Many people, millennials included, suffer from some sort of chronic pain — defined as lingering pain following an illness or injury. Though some turn to medications, which certainly have their place in some scenarios, they can lead to the development of a dependence.
Rather than relying solely on medications, it’s a good idea to give attention to things like having a proper diet and getting enough exercise (and the right kind) to help you manage your chronic pain. Now, how can we get started managing all this?
Reduce inflammation to reduce chronic pain
“Inflammation is the body’s immune response to toxins as it works to ‘purify’ itself. There are many ways to treat and manage chronic pain [but] one of the most exciting approaches, however — because it is all natural — is adopting an anti-inflammatory diet,” says The Cleveland Clinic.
Eat foods that help fight inflammation
Need a list of them? Here’s one. Also avoid foods that are known to cause inflammation. Try to eat as many fruits and vegetables that you can every single day. Include cruciferous veggies like cauliflower, sprouts, and broccoli into your diet as well as fish and nuts.
Avoid certain foods
Unfortunately, this list is pretty long. Studies have shown that fried foods, red meat, alcohol, caffeine, sugar, refined carbohydrates, and dairy can all cause inflammation. It may help to begin a sort of elimination diet and remove all of these at first, and reintroduce some to see what effect they have on your pain. Take baby steps until you figure it out.
Drink more water
No, you can’t go through your whole life drinking nothing but water — nor would you want to. But you can surely reduce the amount of things you drink that aren’t water. What you drink affects you just as much as what you eat. And if you think about all the things we drink, so many of them can cause inflammation.
Drink less caffeine and sugary drinks
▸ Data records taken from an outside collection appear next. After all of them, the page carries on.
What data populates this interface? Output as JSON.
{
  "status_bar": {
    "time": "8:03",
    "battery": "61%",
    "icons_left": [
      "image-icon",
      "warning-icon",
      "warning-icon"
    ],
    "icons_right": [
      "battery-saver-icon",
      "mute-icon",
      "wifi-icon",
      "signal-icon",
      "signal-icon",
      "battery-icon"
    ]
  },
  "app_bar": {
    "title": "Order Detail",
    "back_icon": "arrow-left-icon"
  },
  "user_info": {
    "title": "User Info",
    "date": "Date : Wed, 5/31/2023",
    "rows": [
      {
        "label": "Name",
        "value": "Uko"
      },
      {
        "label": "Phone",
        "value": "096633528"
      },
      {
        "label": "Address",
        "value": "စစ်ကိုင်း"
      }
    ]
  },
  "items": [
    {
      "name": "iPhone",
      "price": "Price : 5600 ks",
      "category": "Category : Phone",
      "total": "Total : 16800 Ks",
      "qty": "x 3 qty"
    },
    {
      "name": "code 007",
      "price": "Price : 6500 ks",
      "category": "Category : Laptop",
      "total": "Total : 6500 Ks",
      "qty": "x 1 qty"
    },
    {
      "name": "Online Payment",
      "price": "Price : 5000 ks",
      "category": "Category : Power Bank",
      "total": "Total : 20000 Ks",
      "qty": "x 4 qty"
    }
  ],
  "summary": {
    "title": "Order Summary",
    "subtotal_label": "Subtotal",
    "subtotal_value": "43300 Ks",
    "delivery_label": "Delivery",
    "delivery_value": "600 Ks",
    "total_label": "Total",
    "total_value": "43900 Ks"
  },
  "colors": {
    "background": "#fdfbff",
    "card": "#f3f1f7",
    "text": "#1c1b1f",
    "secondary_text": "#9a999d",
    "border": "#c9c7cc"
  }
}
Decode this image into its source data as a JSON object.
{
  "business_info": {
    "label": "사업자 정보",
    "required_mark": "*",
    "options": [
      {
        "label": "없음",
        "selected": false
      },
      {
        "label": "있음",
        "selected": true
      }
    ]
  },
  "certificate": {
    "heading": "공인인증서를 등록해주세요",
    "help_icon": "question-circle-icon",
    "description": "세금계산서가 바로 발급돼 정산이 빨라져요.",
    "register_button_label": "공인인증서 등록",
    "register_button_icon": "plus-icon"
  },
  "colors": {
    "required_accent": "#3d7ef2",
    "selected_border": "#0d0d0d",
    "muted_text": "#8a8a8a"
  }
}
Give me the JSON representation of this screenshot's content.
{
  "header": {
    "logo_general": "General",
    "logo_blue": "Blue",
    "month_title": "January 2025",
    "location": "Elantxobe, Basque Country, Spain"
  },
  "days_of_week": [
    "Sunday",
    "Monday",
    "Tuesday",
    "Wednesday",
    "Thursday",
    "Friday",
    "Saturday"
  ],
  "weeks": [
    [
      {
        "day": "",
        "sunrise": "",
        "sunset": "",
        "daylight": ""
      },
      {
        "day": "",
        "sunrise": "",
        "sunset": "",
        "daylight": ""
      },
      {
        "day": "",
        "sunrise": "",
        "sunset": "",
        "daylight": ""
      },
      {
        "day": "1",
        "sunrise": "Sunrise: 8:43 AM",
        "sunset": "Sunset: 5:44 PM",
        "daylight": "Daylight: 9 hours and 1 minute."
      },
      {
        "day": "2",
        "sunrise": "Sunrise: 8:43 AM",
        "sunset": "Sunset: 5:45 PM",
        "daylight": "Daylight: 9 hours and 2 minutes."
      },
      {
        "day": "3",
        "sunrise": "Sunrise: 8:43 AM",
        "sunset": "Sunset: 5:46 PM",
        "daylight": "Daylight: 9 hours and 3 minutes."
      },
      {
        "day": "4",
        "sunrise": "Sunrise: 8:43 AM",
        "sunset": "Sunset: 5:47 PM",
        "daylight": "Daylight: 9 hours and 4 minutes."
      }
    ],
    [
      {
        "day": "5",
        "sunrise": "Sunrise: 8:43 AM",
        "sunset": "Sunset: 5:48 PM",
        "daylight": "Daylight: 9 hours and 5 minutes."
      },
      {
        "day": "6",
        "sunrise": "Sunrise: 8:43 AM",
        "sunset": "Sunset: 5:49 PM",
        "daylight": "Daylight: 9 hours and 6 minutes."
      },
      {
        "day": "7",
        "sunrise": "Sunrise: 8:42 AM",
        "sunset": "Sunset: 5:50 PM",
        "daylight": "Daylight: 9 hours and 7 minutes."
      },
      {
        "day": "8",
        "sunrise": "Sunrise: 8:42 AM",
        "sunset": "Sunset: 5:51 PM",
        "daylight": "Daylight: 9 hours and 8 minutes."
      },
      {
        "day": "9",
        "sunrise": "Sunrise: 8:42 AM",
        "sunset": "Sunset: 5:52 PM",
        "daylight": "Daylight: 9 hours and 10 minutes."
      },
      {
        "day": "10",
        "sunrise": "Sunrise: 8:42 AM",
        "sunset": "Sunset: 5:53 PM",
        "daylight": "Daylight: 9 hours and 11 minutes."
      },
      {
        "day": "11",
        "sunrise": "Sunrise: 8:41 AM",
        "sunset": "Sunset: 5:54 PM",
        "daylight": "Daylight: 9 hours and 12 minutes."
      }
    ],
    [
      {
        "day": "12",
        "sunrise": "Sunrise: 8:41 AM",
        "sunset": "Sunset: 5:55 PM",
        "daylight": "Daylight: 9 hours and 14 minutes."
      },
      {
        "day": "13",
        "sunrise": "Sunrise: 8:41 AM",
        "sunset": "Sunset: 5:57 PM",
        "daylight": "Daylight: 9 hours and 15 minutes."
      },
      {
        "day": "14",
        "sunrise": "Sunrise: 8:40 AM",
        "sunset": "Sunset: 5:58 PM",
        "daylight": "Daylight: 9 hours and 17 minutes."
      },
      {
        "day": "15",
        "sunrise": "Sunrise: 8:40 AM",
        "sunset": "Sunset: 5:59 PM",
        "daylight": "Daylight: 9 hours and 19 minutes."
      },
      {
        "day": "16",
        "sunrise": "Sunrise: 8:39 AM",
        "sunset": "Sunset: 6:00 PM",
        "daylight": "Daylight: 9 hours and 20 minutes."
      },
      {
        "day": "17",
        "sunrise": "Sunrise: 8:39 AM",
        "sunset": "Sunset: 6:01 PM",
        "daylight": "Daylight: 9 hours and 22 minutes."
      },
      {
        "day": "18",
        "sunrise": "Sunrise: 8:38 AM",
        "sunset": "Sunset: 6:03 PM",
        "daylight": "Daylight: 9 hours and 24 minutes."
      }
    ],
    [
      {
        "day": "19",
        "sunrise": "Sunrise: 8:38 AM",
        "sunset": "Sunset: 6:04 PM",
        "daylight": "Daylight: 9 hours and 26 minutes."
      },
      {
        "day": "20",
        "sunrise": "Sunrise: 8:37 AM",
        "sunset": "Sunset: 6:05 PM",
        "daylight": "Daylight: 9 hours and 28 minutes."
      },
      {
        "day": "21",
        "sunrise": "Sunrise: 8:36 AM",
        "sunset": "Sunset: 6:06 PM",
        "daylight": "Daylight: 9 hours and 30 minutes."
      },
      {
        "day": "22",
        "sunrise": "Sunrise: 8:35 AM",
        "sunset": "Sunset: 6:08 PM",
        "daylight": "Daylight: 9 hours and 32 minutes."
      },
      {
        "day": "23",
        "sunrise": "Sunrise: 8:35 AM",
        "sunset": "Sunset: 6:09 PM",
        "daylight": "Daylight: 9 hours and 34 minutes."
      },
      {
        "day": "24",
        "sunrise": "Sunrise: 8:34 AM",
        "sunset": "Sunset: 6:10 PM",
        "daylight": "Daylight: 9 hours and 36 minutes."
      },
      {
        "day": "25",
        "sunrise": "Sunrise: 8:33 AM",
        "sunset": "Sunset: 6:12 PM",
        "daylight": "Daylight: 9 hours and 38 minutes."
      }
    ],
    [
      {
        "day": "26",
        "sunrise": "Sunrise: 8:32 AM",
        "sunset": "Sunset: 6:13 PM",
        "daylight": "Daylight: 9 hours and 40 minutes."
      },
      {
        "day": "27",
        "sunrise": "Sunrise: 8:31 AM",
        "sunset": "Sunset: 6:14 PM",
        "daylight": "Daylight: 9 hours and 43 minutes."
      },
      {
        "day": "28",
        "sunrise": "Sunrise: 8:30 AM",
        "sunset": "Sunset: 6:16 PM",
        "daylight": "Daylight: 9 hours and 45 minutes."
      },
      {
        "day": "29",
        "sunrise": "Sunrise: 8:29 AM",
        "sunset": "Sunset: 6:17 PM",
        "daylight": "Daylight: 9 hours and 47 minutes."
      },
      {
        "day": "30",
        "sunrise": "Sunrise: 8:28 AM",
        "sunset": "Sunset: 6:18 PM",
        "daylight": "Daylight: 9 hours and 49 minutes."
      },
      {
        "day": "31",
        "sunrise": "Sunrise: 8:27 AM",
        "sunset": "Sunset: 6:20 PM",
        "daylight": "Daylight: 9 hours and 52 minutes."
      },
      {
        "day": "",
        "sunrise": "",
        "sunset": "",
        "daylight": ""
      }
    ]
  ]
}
Coffee and tea (due to caffeine), alcohol, sugary sodas, and milk can all exacerbate chronic pain if you buy into the inflammation model. And what about diet drinks? Well, according to Health.com, “The artificial sweetener [aspartame] found in diet sodas and many sugar-free sweets is part of a chemical group called excitotoxins, which activate neurons that can increase sensitivity to pain,” says Health.com. Try drinking diet sodas sweetened with other artificial sweeteners, but if you find that you are not feeling any better, stick to water.
Start with moderate exercise
Many chronic pain sufferers feel as though they are in too much pain to get up and exercise, even when exercise is the very thing that could make them feel better. Break out of the unproductive cycle by easing into exercise. Find exercise scenarios that put less stress on your muscles and joints, such as stretching, yoga, pilates, and other low-impact (but still somewhat strenuous) exercises. Also remember there are the “lifestyle exercises” like gardening and swimming.
Listen to your body
Whatever exercise you do, don’t push yourself to the point of extra pain. Listen to your body and know your limits. In the end, any exercise you get — however minor — is going to help. There’s nothing worse for chronic pain than being sedentary.
About the Author
Jackie Waters is a mother of four boys, and lives on a farm in Oregon. She is passionate about providing a healthy and happy home for her family, and aims to provide advice for others on how to do the same with her site Hyper-Tidy.com.